**INSTRUCTIONS FOR THE TASK**
Once the line with "What data populates" is found, write it out along with every line after it, exactly, up to the last line of the entries below. Exclude pictures.

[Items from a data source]
====================

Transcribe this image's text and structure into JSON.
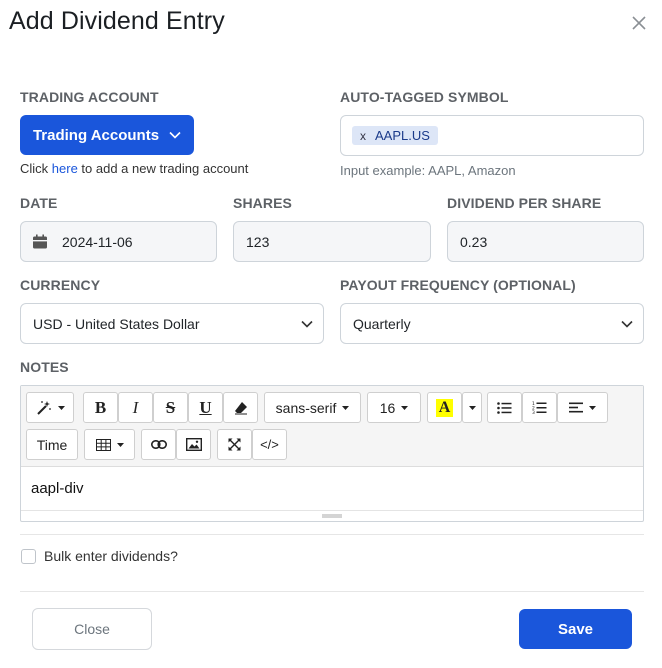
{
  "modal": {
    "title": "Add Dividend Entry"
  },
  "account": {
    "label": "TRADING ACCOUNT",
    "button": "Trading Accounts",
    "helper_prefix": "Click ",
    "helper_link": "here",
    "helper_suffix": " to add a new trading account"
  },
  "symbol": {
    "label": "AUTO-TAGGED SYMBOL",
    "tag_remove": "x",
    "tag": "AAPL.US",
    "example": "Input example: AAPL, Amazon"
  },
  "date": {
    "label": "DATE",
    "value": "2024-11-06"
  },
  "shares": {
    "label": "SHARES",
    "value": "123"
  },
  "dps": {
    "label": "DIVIDEND PER SHARE",
    "value": "0.23"
  },
  "currency": {
    "label": "CURRENCY",
    "value": "USD - United States Dollar"
  },
  "frequency": {
    "label": "PAYOUT FREQUENCY (OPTIONAL)",
    "value": "Quarterly"
  },
  "notes": {
    "label": "NOTES",
    "content": "aapl-div",
    "toolbar": {
      "font_family": "sans-serif",
      "font_size": "16",
      "time": "Time",
      "code": "</>"
    }
  },
  "bulk": {
    "label": "Bulk enter dividends?"
  },
  "footer": {
    "close": "Close",
    "save": "Save"
  },
  "colors": {
    "primary": "#1a56db",
    "highlight": "#ffff00"
  }
}
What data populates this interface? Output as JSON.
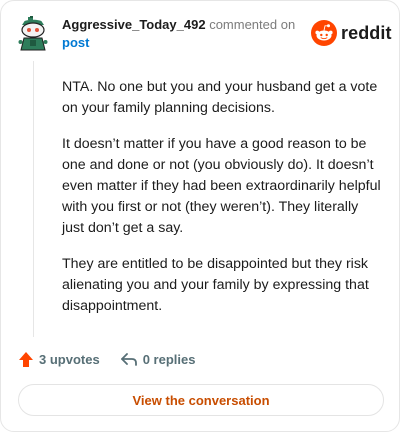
{
  "header": {
    "username": "Aggressive_Today_492",
    "action_text": "commented on",
    "target": "post",
    "brand": "reddit"
  },
  "comment": {
    "paragraphs": [
      "NTA. No one but you and your husband get a vote on your family planning decisions.",
      "It doesn’t matter if you have a good reason to be one and done or not (you obviously do). It doesn’t even matter if they had been extraordinarily helpful with you first or not (they weren’t). They literally just don’t get a say.",
      "They are entitled to be disappointed but they risk alienating you and your family by expressing that disappointment."
    ]
  },
  "footer": {
    "upvotes": "3 upvotes",
    "replies": "0 replies",
    "cta": "View the conversation"
  },
  "icons": {
    "avatar": "snoo-avatar-icon",
    "brand": "reddit-snoo-icon",
    "upvote": "upvote-arrow-icon",
    "reply": "reply-arrow-icon"
  },
  "colors": {
    "brand_orange": "#ff4500",
    "cta_text": "#c84d00",
    "link_blue": "#0079d3",
    "muted": "#576f76"
  }
}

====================

**EXERCISE SOLUTION**
What data populates this interface? Output as JSON.
{
  "header": {
    "username": "Aggressive_Today_492",
    "action_text": "commented on",
    "target": "post",
    "brand": "reddit"
  },
  "comment": {
    "paragraphs": [
      "NTA. No one but you and your husband get a vote on your family planning decisions.",
      "It doesn’t matter if you have a good reason to be one and done or not (you obviously do). It doesn’t even matter if they had been extraordinarily helpful with you first or not (they weren’t). They literally just don’t get a say.",
      "They are entitled to be disappointed but they risk alienating you and your family by expressing that disappointment."
    ]
  },
  "footer": {
    "upvotes": "3 upvotes",
    "replies": "0 replies",
    "cta": "View the conversation"
  },
  "icons": {
    "avatar": "snoo-avatar-icon",
    "brand": "reddit-snoo-icon",
    "upvote": "upvote-arrow-icon",
    "reply": "reply-arrow-icon"
  },
  "colors": {
    "brand_orange": "#ff4500",
    "cta_text": "#c84d00",
    "link_blue": "#0079d3",
    "muted": "#576f76"
  }
}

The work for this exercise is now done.